Navigating holidays in a divorce can be stressful at a time when everyone just wants to relax and enjoy themselves. Holidays often have deep emotional roots and figuring out how to handle them in a divorce can create emotional disagreements.
When it comes to holidays the focus needs to be on the things that your children value. Holidays are not a proxy for who is the better parent and relying on the kids to get you through the holidays is not a healthy coping mechanism for anyone. If parents have emotional reactions to holidays or need to grieve for lost traditions, address that with a therapist, not in a co-parenting battle in a divorce negotiation.
To enjoy holidays as much as possible during and after a divorce, follow these tips about the Who, the What, and the When:
The Who: Many traditions around the holidays are not about what the kids are doing, but who they are doing it with. Some families have small immediate family holidays at home, some have large extended family holidays that involve travel. Some have a combination of both over the holidays.
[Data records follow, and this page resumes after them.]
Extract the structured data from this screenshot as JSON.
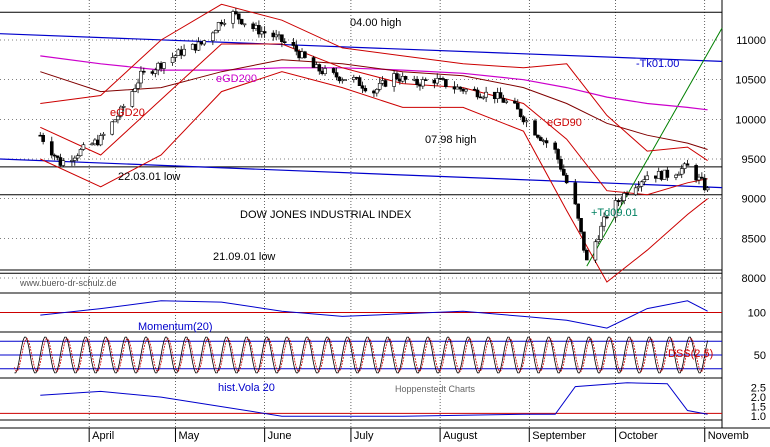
{
  "chart_data": {
    "type": "line",
    "title": "DOW JONES INDUSTRIAL INDEX",
    "watermark": "www.buero-dr-schulz.de",
    "source": "Hoppenstedt Charts",
    "x_labels": [
      "April",
      "May",
      "June",
      "July",
      "August",
      "September",
      "October",
      "Novemb"
    ],
    "price_panel": {
      "ylim": [
        7950,
        11400
      ],
      "yticks": [
        8000,
        8500,
        9000,
        9500,
        10000,
        10500,
        11000
      ],
      "horizontal_lines": [
        {
          "label": "04.00 high",
          "value": 11350
        },
        {
          "label": "07.98 high",
          "value": 9400
        },
        {
          "label": "22.03.01 low",
          "value": 9050
        },
        {
          "label": "21.09.01 low",
          "value": 8060
        }
      ],
      "overlay_labels": {
        "egd20": "eGD20",
        "egd200": "eGD200",
        "egd90": "eGD90",
        "tk": "-Tk01.00",
        "td": "+Td09.01"
      },
      "close": [
        {
          "d": "2001-03-15",
          "v": 9800
        },
        {
          "d": "2001-03-22",
          "v": 9450
        },
        {
          "d": "2001-03-29",
          "v": 9600
        },
        {
          "d": "2001-04-05",
          "v": 9750
        },
        {
          "d": "2001-04-12",
          "v": 10100
        },
        {
          "d": "2001-04-19",
          "v": 10550
        },
        {
          "d": "2001-04-26",
          "v": 10700
        },
        {
          "d": "2001-05-03",
          "v": 10850
        },
        {
          "d": "2001-05-10",
          "v": 10950
        },
        {
          "d": "2001-05-17",
          "v": 11250
        },
        {
          "d": "2001-05-21",
          "v": 11330
        },
        {
          "d": "2001-05-28",
          "v": 11150
        },
        {
          "d": "2001-06-04",
          "v": 11050
        },
        {
          "d": "2001-06-11",
          "v": 10900
        },
        {
          "d": "2001-06-18",
          "v": 10650
        },
        {
          "d": "2001-06-25",
          "v": 10550
        },
        {
          "d": "2001-07-02",
          "v": 10500
        },
        {
          "d": "2001-07-09",
          "v": 10350
        },
        {
          "d": "2001-07-16",
          "v": 10550
        },
        {
          "d": "2001-07-23",
          "v": 10450
        },
        {
          "d": "2001-07-30",
          "v": 10500
        },
        {
          "d": "2001-08-06",
          "v": 10400
        },
        {
          "d": "2001-08-13",
          "v": 10350
        },
        {
          "d": "2001-08-20",
          "v": 10300
        },
        {
          "d": "2001-08-27",
          "v": 10150
        },
        {
          "d": "2001-09-03",
          "v": 9850
        },
        {
          "d": "2001-09-10",
          "v": 9600
        },
        {
          "d": "2001-09-17",
          "v": 8900
        },
        {
          "d": "2001-09-21",
          "v": 8200
        },
        {
          "d": "2001-09-28",
          "v": 8800
        },
        {
          "d": "2001-10-05",
          "v": 9100
        },
        {
          "d": "2001-10-12",
          "v": 9300
        },
        {
          "d": "2001-10-19",
          "v": 9300
        },
        {
          "d": "2001-10-26",
          "v": 9400
        },
        {
          "d": "2001-10-31",
          "v": 9200
        },
        {
          "d": "2001-11-02",
          "v": 9100
        }
      ],
      "egd20": [
        {
          "d": "2001-03-15",
          "v": 9900
        },
        {
          "d": "2001-04-05",
          "v": 9550
        },
        {
          "d": "2001-04-26",
          "v": 10250
        },
        {
          "d": "2001-05-17",
          "v": 10950
        },
        {
          "d": "2001-06-07",
          "v": 10950
        },
        {
          "d": "2001-06-28",
          "v": 10650
        },
        {
          "d": "2001-07-19",
          "v": 10450
        },
        {
          "d": "2001-08-09",
          "v": 10400
        },
        {
          "d": "2001-08-30",
          "v": 10200
        },
        {
          "d": "2001-09-14",
          "v": 9750
        },
        {
          "d": "2001-09-28",
          "v": 9100
        },
        {
          "d": "2001-10-12",
          "v": 9050
        },
        {
          "d": "2001-10-26",
          "v": 9200
        },
        {
          "d": "2001-11-02",
          "v": 9250
        }
      ],
      "egd90": [
        {
          "d": "2001-03-15",
          "v": 10600
        },
        {
          "d": "2001-04-05",
          "v": 10350
        },
        {
          "d": "2001-04-26",
          "v": 10400
        },
        {
          "d": "2001-05-17",
          "v": 10600
        },
        {
          "d": "2001-06-07",
          "v": 10750
        },
        {
          "d": "2001-06-28",
          "v": 10700
        },
        {
          "d": "2001-07-19",
          "v": 10600
        },
        {
          "d": "2001-08-09",
          "v": 10550
        },
        {
          "d": "2001-08-30",
          "v": 10400
        },
        {
          "d": "2001-09-14",
          "v": 10200
        },
        {
          "d": "2001-09-28",
          "v": 9950
        },
        {
          "d": "2001-10-12",
          "v": 9800
        },
        {
          "d": "2001-10-26",
          "v": 9700
        },
        {
          "d": "2001-11-02",
          "v": 9620
        }
      ],
      "egd200": [
        {
          "d": "2001-03-15",
          "v": 10800
        },
        {
          "d": "2001-04-05",
          "v": 10700
        },
        {
          "d": "2001-04-26",
          "v": 10620
        },
        {
          "d": "2001-05-17",
          "v": 10620
        },
        {
          "d": "2001-06-07",
          "v": 10650
        },
        {
          "d": "2001-06-28",
          "v": 10650
        },
        {
          "d": "2001-07-19",
          "v": 10620
        },
        {
          "d": "2001-08-09",
          "v": 10580
        },
        {
          "d": "2001-08-30",
          "v": 10500
        },
        {
          "d": "2001-09-14",
          "v": 10400
        },
        {
          "d": "2001-09-28",
          "v": 10280
        },
        {
          "d": "2001-10-12",
          "v": 10200
        },
        {
          "d": "2001-10-26",
          "v": 10150
        },
        {
          "d": "2001-11-02",
          "v": 10120
        }
      ],
      "bb_upper": [
        {
          "d": "2001-03-15",
          "v": 10200
        },
        {
          "d": "2001-04-05",
          "v": 10300
        },
        {
          "d": "2001-04-26",
          "v": 11000
        },
        {
          "d": "2001-05-17",
          "v": 11450
        },
        {
          "d": "2001-06-07",
          "v": 11250
        },
        {
          "d": "2001-06-28",
          "v": 10900
        },
        {
          "d": "2001-07-19",
          "v": 10800
        },
        {
          "d": "2001-08-09",
          "v": 10700
        },
        {
          "d": "2001-08-30",
          "v": 10650
        },
        {
          "d": "2001-09-14",
          "v": 10700
        },
        {
          "d": "2001-09-28",
          "v": 10050
        },
        {
          "d": "2001-10-12",
          "v": 9600
        },
        {
          "d": "2001-10-26",
          "v": 9650
        },
        {
          "d": "2001-11-02",
          "v": 9480
        }
      ],
      "bb_lower": [
        {
          "d": "2001-03-15",
          "v": 9500
        },
        {
          "d": "2001-04-05",
          "v": 9150
        },
        {
          "d": "2001-04-26",
          "v": 9550
        },
        {
          "d": "2001-05-17",
          "v": 10350
        },
        {
          "d": "2001-06-07",
          "v": 10600
        },
        {
          "d": "2001-06-28",
          "v": 10400
        },
        {
          "d": "2001-07-19",
          "v": 10150
        },
        {
          "d": "2001-08-09",
          "v": 10150
        },
        {
          "d": "2001-08-30",
          "v": 9850
        },
        {
          "d": "2001-09-14",
          "v": 8850
        },
        {
          "d": "2001-09-28",
          "v": 7950
        },
        {
          "d": "2001-10-12",
          "v": 8350
        },
        {
          "d": "2001-10-26",
          "v": 8800
        },
        {
          "d": "2001-11-02",
          "v": 9000
        }
      ],
      "tk_line": [
        {
          "d": "2001-03-01",
          "v": 11080
        },
        {
          "d": "2001-11-07",
          "v": 10730
        }
      ],
      "blue_trend": [
        {
          "d": "2001-03-01",
          "v": 9500
        },
        {
          "d": "2001-11-07",
          "v": 9140
        }
      ],
      "td_line": [
        {
          "d": "2001-09-21",
          "v": 8150
        },
        {
          "d": "2001-11-07",
          "v": 11150
        }
      ]
    },
    "momentum_panel": {
      "label": "Momentum(20)",
      "ytick": 100,
      "ylim": [
        85,
        115
      ],
      "series": [
        {
          "d": "2001-03-15",
          "v": 98
        },
        {
          "d": "2001-04-05",
          "v": 103
        },
        {
          "d": "2001-04-26",
          "v": 109
        },
        {
          "d": "2001-05-17",
          "v": 108
        },
        {
          "d": "2001-06-07",
          "v": 101
        },
        {
          "d": "2001-06-28",
          "v": 97
        },
        {
          "d": "2001-07-19",
          "v": 99
        },
        {
          "d": "2001-08-09",
          "v": 101
        },
        {
          "d": "2001-08-30",
          "v": 97
        },
        {
          "d": "2001-09-14",
          "v": 94
        },
        {
          "d": "2001-09-28",
          "v": 88
        },
        {
          "d": "2001-10-12",
          "v": 103
        },
        {
          "d": "2001-10-26",
          "v": 109
        },
        {
          "d": "2001-11-02",
          "v": 101
        }
      ]
    },
    "dss_panel": {
      "label": "DSS(2,5)",
      "ytick": 50,
      "ylim": [
        0,
        100
      ],
      "bands": [
        20,
        50,
        80
      ],
      "oscillation_days": 7,
      "amplitude": 40
    },
    "vola_panel": {
      "label": "hist.Vola 20",
      "yticks": [
        1.0,
        1.5,
        2.0,
        2.5
      ],
      "ylim": [
        0.8,
        3.0
      ],
      "baseline": 1.15,
      "series": [
        {
          "d": "2001-03-15",
          "v": 2.1
        },
        {
          "d": "2001-04-05",
          "v": 2.3
        },
        {
          "d": "2001-04-26",
          "v": 2.0
        },
        {
          "d": "2001-05-17",
          "v": 1.5
        },
        {
          "d": "2001-06-07",
          "v": 1.0
        },
        {
          "d": "2001-06-28",
          "v": 1.0
        },
        {
          "d": "2001-07-19",
          "v": 1.0
        },
        {
          "d": "2001-08-09",
          "v": 1.05
        },
        {
          "d": "2001-08-30",
          "v": 1.1
        },
        {
          "d": "2001-09-10",
          "v": 1.1
        },
        {
          "d": "2001-09-17",
          "v": 2.55
        },
        {
          "d": "2001-10-05",
          "v": 2.75
        },
        {
          "d": "2001-10-19",
          "v": 2.7
        },
        {
          "d": "2001-10-26",
          "v": 1.3
        },
        {
          "d": "2001-11-02",
          "v": 1.1
        }
      ]
    }
  }
}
Even if traditions need to change, think about how you can have the same people involved in the new traditions, especially the people that are closest to the kids.
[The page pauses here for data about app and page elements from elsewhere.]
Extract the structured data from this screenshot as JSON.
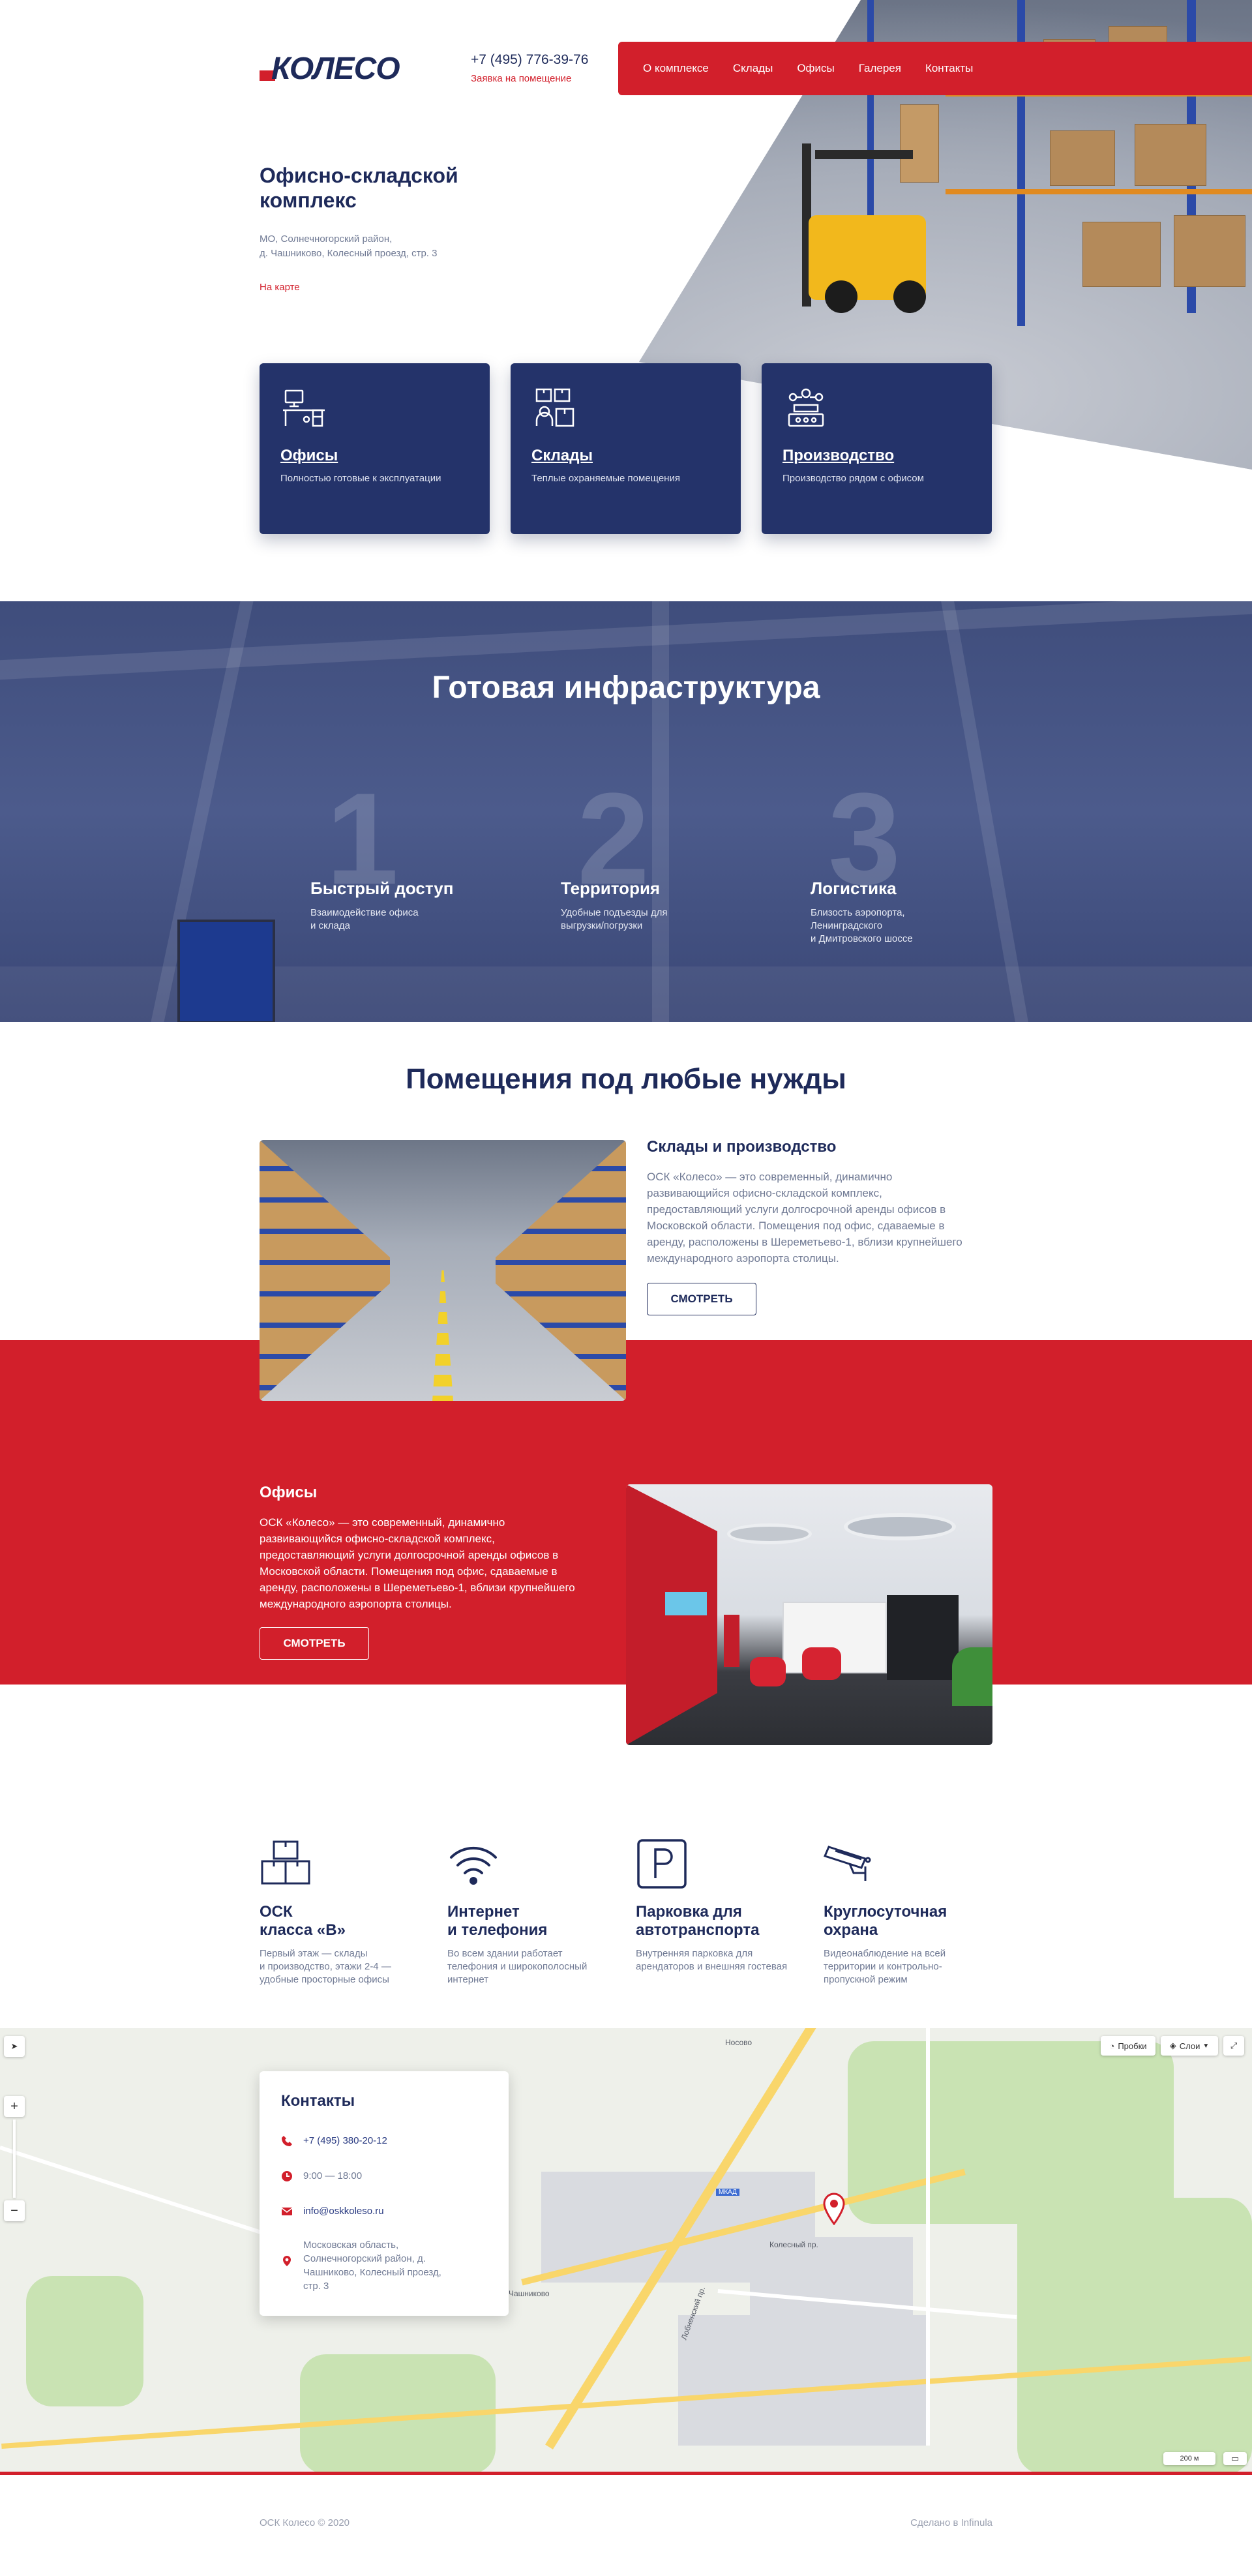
{
  "header": {
    "logo_text": "КОЛЕСО",
    "phone": "+7 (495) 776-39-76",
    "request_link": "Заявка на помещение",
    "nav": [
      "О комплексе",
      "Склады",
      "Офисы",
      "Галерея",
      "Контакты"
    ]
  },
  "hero": {
    "title": "Офисно-складской комплекс",
    "address_line1": "МО, Солнечногорский район,",
    "address_line2": "д. Чашниково, Колесный проезд, стр. 3",
    "map_link": "На карте"
  },
  "cards": [
    {
      "title": "Офисы",
      "subtitle": "Полностью готовые к эксплуатации",
      "icon": "office-desk-icon"
    },
    {
      "title": "Склады",
      "subtitle": "Теплые охраняемые помещения",
      "icon": "warehouse-boxes-icon"
    },
    {
      "title": "Производство",
      "subtitle": "Производство рядом с офисом",
      "icon": "production-icon"
    }
  ],
  "infrastructure": {
    "title": "Готовая инфраструктура",
    "features": [
      {
        "num": "1",
        "title": "Быстрый доступ",
        "line1": "Взаимодействие офиса",
        "line2": "и склада",
        "line3": ""
      },
      {
        "num": "2",
        "title": "Территория",
        "line1": "Удобные подъезды для",
        "line2": "выгрузки/погрузки",
        "line3": ""
      },
      {
        "num": "3",
        "title": "Логистика",
        "line1": "Близость аэропорта,",
        "line2": "Ленинградского",
        "line3": "и Дмитровского шоссе"
      }
    ]
  },
  "rooms": {
    "title": "Помещения под любые нужды",
    "warehouses": {
      "title": "Склады и производство",
      "text": "ОСК «Колесо» — это современный, динамично развивающийся офисно-складской комплекс, предоставляющий услуги долгосрочной аренды офисов в Московской области. Помещения под офис, сдаваемые в аренду, расположены в Шереметьево-1, вблизи крупнейшего международного аэропорта столицы.",
      "button": "СМОТРЕТЬ"
    },
    "offices": {
      "title": "Офисы",
      "text": "ОСК «Колесо» — это современный, динамично развивающийся офисно-складской комплекс, предоставляющий услуги долгосрочной аренды офисов в Московской области. Помещения под офис, сдаваемые в аренду, расположены в Шереметьево-1, вблизи крупнейшего международного аэропорта столицы.",
      "button": "СМОТРЕТЬ"
    }
  },
  "amenities": [
    {
      "title1": "ОСК",
      "title2": "класса «В»",
      "line1": "Первый этаж — склады",
      "line2": "и производство, этажи 2-4 —",
      "line3": "удобные просторные офисы",
      "icon": "boxes-icon"
    },
    {
      "title1": "Интернет",
      "title2": "и телефония",
      "line1": "Во всем здании работает",
      "line2": "телефония и широкополосный",
      "line3": "интернет",
      "icon": "wifi-icon"
    },
    {
      "title1": "Парковка для",
      "title2": "автотранспорта",
      "line1": "Внутренняя парковка для",
      "line2": "арендаторов и внешняя гостевая",
      "line3": "",
      "icon": "parking-icon"
    },
    {
      "title1": "Круглосуточная",
      "title2": "охрана",
      "line1": "Видеонаблюдение на всей",
      "line2": "территории и контрольно-",
      "line3": "пропускной режим",
      "icon": "security-camera-icon"
    }
  ],
  "contacts": {
    "title": "Контакты",
    "phone": "+7 (495) 380-20-12",
    "hours": "9:00 — 18:00",
    "email": "info@oskkoleso.ru",
    "addr1": "Московская область,",
    "addr2": "Солнечногорский район, д.",
    "addr3": "Чашниково, Колесный проезд,",
    "addr4": "стр. 3"
  },
  "map": {
    "traffic_btn": "Пробки",
    "layers_btn": "Слои",
    "labels": [
      "Носово",
      "Чашниково",
      "Лобненский пр.",
      "Колесный пр.",
      "МКАД"
    ],
    "scale": "200 м"
  },
  "footer": {
    "copyright": "ОСК Колесо © 2020",
    "made_by": "Сделано в Infinula"
  },
  "colors": {
    "navy": "#1e2a5a",
    "card": "#24336a",
    "red": "#d21f2b"
  }
}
Think about your holiday traditions.
The What: Try to find out what traditions your children value. What would they miss if something changed? Do they value the annual trip to see Santa? Do they value a church service? Would they miss the annual service project? Is it important for them to touch base with both parents during a holiday? A lot of kids worry about one parent being alone or OK on holidays if they don’t get to see them. Talk to the kids about what they value and the traditions that are important to them.
In Collaborative Divorce, we often use a Child Neutral to help us understand the children’s perspectives on these issues. Once you know what the kids value, build those traditions into the co-parenting plan.
The When: Non-family lawyers talk about “Christmas”, “Hanukkah”, “Kwanzaa”, “Ramadan”, “Diwali”, “Thanksgiving” and other holidays, and everyone knows what that means colloquially. Family lawyers know that these holidays usually need to be defined in a co-parenting agreement. Is it the day of the holiday only? If so, is it all day or from a specific time in the morning to a specific time later in the day? Is it the entire holiday school break? Is it a long weekend? If it is an extended holiday over a period of days, how will that be shared? Is Thanksgiving just the Thursday, or is it the entire school break?
Keep in mind that divorce will always bring change. Not all change is bad, and a lot of change is what we make of it. New traditions can be as good or better than the old ones. Traditions change over time in all families. It’s OK to create new traditions if they are built around what and who the kids’ value.
There is no one right way to handle holidays in a co-parenting agreement. But by focusing on what the kids value your family’s traditions, and clarity in how you define the holidays, you will simultaneously ease your children’s transitions into the new holiday routines and pre-empt unnecessary future conflict around holiday schedules.
In every initial consultation I tell my client that a solid divorce agreement that will stand the test of time is built on four pillars. Failing to address any of them makes a very unsteady platform from which to build your new future. Those pillars are: Legal Pillar:...